I am the CEO of the Play It Strange Trust which runs songwriting competitions across New Zealand secondary schools. I recently met a Rotarian who told me about his 16-year old son, Nick, who is autistic. Nick was learning the drums. I’m a bass player and I pricked up my ears. Rhythm sections? Well, it’s what we do.
“Does he have a band at school?” I asked. But his father told me that no-one would play with him. “What about his friends?” “He’s never had a friend,” he said. “Not one”. “I’ll play with him”, I said. “Will you play ‘Rust In My Car’?” his Dad asked.

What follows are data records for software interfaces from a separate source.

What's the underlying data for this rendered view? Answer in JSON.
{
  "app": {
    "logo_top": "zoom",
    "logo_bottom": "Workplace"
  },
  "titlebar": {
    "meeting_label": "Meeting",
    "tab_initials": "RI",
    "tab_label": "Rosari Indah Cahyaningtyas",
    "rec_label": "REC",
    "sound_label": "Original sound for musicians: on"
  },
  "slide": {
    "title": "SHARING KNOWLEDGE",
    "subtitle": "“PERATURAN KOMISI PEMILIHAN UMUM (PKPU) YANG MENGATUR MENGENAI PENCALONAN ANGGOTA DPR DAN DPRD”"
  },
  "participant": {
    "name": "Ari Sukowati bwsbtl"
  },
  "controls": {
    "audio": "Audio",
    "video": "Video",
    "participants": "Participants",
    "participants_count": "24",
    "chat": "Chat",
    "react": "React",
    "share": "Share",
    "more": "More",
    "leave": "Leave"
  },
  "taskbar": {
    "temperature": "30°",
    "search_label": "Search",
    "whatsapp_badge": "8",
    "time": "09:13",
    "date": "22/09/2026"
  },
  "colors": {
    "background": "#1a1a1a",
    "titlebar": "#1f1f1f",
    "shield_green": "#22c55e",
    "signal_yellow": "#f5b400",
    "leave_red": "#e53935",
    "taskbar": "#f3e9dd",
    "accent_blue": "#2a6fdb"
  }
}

After being an original member of Split Enz, a rather well-known New Zealand band, I played in Citizen Band, a band in the late 70s, and Rust in My Car was our hit single. It was one of Nick's favourites. "OK," I said.
And that's how I ended up organising the Concert For Autism earlier in May at Sacred Heart College, where I'd gone to school. I put on my bass. Nick took his seat at the drum kit. And we played ‘Rust In My Car'. The Concert For Autism was a triumph. With seven teenage autistic musician/vocalists and nine pre-teen singers, the empowerment and joy was palpable. It was written on their faces and pouring out from the audience. But there was more to it than that. Iconic New Zealand recording artists such as Larry Morris, Jordan Luck and Peter Urlich, took to the stage with them. The oldest was 69 and the youngest five. It truly was something never to be forgotten. Television New Zealand filmed the story of two of the teenage autistic performers and here it is. A story that says it all in four minutes